-- Exercise goal --
Copy all the lines of the data that include the word "JSON".

[Extracted records]
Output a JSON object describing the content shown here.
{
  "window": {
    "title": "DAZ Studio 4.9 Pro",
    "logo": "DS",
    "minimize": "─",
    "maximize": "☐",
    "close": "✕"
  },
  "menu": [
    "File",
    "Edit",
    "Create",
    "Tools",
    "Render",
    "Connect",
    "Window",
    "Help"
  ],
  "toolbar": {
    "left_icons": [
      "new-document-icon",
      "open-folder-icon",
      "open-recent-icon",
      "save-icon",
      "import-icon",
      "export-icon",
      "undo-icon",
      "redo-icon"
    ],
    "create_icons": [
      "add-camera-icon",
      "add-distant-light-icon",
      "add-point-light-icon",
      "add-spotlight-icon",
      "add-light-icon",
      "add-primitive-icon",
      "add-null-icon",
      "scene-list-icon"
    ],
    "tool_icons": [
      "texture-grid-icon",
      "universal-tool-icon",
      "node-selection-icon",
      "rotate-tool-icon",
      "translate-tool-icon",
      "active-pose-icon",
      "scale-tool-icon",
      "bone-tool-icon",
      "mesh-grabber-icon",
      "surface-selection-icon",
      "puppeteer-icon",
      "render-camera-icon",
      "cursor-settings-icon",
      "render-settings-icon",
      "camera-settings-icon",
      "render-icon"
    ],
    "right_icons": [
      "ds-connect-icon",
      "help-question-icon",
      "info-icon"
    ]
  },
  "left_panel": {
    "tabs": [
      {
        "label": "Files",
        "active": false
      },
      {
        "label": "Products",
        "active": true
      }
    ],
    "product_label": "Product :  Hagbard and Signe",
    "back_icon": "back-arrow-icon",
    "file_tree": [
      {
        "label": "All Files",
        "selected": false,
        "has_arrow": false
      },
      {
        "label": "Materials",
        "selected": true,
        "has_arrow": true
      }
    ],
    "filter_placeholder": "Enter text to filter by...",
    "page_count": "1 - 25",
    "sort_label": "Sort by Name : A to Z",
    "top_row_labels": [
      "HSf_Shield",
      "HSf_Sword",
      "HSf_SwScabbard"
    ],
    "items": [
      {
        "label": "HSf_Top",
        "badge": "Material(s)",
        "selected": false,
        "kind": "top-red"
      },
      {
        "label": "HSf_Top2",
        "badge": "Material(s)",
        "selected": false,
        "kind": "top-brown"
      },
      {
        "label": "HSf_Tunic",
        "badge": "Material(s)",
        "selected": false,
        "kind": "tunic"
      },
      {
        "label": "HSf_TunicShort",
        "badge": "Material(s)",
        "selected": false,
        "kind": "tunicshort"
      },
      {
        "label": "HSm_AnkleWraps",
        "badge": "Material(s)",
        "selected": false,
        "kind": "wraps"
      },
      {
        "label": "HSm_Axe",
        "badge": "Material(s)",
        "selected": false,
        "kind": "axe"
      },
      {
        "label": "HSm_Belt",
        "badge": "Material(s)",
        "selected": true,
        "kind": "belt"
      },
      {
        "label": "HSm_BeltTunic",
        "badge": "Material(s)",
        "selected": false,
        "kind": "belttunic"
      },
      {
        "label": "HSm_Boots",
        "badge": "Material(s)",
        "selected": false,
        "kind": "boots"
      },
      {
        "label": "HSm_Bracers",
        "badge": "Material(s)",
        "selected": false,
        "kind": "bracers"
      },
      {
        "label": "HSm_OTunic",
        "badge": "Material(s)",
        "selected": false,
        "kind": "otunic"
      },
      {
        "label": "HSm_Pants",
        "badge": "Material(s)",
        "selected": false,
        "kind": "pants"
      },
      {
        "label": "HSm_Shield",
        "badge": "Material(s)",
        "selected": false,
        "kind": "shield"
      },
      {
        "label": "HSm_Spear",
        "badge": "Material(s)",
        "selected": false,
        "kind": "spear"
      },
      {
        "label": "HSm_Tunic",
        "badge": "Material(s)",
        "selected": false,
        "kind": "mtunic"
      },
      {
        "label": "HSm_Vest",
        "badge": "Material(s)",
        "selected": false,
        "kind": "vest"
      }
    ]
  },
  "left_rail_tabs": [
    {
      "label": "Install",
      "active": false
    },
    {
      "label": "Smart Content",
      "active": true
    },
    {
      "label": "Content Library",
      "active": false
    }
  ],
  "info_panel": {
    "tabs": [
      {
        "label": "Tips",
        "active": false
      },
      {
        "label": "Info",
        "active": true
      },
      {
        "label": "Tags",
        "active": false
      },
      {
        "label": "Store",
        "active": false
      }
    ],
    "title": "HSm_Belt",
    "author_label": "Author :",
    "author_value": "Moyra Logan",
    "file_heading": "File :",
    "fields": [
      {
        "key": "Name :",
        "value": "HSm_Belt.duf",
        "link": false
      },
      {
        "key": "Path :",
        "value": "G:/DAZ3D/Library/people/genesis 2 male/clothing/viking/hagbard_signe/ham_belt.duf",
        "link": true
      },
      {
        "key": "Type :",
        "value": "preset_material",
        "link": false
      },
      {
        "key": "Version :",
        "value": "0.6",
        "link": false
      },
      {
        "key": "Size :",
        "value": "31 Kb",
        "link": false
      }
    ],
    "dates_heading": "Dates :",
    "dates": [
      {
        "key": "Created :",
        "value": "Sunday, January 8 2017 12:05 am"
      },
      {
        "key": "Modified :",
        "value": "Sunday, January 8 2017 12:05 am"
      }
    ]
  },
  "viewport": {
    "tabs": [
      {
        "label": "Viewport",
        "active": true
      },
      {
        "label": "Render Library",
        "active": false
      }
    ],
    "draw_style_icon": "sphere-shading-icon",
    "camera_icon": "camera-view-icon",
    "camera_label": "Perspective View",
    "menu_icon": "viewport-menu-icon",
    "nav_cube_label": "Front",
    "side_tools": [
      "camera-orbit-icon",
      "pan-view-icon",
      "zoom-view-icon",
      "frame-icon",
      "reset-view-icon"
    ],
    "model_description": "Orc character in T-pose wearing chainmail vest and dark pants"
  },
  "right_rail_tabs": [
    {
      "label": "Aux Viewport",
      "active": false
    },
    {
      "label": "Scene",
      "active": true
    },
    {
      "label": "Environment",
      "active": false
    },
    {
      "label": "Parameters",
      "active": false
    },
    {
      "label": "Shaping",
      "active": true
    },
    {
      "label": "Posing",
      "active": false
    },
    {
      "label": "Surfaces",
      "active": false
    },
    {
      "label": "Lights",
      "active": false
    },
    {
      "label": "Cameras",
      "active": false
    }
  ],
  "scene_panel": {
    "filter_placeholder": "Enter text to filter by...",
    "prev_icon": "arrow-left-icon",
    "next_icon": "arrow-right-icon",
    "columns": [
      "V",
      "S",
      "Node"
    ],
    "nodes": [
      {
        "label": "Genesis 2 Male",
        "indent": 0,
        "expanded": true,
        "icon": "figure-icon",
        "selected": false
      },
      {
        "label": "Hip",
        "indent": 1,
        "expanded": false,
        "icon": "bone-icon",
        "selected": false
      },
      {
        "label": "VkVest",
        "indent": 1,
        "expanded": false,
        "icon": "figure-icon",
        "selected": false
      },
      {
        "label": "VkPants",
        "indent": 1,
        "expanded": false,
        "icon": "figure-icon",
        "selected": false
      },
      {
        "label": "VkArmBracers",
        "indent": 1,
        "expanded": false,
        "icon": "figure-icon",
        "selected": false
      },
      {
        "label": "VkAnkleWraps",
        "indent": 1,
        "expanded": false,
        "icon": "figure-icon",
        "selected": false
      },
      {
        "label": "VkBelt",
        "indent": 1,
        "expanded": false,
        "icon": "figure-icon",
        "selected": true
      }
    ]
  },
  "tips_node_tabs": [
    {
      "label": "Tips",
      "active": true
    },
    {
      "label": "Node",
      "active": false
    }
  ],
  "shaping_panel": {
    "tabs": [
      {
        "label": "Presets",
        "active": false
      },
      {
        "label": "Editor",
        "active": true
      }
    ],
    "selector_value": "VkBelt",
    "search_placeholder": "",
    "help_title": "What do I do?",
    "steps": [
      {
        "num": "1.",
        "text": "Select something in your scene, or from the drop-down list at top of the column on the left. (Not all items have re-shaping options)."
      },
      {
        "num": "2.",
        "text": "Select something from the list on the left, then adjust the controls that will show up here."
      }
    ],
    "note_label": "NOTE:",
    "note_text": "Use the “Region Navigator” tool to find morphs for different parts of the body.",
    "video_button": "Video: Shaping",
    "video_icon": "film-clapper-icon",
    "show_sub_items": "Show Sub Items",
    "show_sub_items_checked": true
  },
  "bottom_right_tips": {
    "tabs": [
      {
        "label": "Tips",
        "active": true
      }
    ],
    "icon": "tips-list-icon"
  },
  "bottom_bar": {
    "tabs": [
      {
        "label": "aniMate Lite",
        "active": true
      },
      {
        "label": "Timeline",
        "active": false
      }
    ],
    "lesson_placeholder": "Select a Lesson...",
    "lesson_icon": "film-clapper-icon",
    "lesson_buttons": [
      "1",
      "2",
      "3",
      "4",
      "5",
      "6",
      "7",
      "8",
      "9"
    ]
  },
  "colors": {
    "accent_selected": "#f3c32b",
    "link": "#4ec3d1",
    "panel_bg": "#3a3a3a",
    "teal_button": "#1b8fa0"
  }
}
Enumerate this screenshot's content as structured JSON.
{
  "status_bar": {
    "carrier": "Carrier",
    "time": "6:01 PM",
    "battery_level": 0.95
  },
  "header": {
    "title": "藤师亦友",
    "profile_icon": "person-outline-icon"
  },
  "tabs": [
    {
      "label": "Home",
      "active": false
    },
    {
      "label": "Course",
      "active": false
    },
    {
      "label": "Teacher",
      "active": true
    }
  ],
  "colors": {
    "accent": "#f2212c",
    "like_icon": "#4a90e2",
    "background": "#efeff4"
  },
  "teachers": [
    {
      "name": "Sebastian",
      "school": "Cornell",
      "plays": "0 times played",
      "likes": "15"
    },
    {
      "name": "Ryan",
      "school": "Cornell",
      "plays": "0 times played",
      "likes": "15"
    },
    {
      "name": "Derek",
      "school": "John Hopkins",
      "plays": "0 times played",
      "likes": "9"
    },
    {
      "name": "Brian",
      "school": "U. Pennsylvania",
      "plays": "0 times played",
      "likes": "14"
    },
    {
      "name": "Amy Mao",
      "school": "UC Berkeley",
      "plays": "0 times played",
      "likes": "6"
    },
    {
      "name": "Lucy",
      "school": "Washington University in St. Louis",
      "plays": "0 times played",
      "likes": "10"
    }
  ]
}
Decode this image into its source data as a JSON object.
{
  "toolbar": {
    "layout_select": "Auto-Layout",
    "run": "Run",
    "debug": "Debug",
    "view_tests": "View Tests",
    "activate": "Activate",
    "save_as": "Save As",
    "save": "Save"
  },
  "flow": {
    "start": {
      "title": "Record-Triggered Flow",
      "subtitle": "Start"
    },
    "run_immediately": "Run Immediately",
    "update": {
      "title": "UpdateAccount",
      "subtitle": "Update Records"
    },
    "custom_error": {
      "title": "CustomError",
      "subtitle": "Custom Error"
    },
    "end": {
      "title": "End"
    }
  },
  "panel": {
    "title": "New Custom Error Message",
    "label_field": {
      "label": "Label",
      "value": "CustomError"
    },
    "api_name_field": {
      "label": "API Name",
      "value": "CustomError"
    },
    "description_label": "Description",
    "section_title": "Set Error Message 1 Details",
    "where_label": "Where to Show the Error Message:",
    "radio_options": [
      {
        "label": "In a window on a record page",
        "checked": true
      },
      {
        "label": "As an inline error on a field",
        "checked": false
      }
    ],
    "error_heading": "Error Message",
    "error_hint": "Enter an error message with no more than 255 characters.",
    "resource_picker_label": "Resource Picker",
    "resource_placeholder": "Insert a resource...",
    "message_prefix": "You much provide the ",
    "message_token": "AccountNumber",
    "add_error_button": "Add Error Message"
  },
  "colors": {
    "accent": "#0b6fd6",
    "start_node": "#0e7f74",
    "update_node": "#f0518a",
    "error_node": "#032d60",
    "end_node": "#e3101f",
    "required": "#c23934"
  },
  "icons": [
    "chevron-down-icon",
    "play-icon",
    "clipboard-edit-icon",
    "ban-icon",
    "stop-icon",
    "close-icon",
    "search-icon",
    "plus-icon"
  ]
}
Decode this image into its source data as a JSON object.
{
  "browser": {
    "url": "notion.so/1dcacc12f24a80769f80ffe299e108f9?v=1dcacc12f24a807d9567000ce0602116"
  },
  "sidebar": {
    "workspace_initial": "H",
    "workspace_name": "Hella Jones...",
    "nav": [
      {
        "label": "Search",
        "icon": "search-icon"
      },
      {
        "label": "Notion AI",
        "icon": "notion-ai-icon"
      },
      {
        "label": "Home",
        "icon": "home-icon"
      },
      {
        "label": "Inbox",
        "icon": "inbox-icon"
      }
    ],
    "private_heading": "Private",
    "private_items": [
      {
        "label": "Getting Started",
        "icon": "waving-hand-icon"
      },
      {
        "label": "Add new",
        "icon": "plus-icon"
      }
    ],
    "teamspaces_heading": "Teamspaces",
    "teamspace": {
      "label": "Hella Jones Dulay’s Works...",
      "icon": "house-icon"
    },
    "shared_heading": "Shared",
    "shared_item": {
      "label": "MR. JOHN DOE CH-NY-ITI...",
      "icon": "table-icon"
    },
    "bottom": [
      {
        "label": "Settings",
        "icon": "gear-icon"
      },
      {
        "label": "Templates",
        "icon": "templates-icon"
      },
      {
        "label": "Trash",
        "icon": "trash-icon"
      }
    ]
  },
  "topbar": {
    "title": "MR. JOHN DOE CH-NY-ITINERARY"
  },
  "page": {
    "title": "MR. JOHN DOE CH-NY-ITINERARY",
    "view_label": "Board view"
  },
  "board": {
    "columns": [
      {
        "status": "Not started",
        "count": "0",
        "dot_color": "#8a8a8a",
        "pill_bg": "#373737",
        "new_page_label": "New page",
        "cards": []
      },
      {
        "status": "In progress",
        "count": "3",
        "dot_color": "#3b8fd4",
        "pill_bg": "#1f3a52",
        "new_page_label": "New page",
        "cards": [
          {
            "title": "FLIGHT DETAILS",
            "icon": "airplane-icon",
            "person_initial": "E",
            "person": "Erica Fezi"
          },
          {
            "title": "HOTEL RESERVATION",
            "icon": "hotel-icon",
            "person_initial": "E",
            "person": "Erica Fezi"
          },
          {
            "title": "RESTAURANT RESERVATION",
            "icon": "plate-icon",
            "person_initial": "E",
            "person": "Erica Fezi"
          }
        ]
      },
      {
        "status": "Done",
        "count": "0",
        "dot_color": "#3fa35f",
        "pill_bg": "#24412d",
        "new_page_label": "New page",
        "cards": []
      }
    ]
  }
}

-- Response below --
Output a JSON object describing the content shown here.
Enumerate this screenshot's content as structured JSON.
Decode this image into its source data as a JSON object.
Decode this image into its source data as a JSON object.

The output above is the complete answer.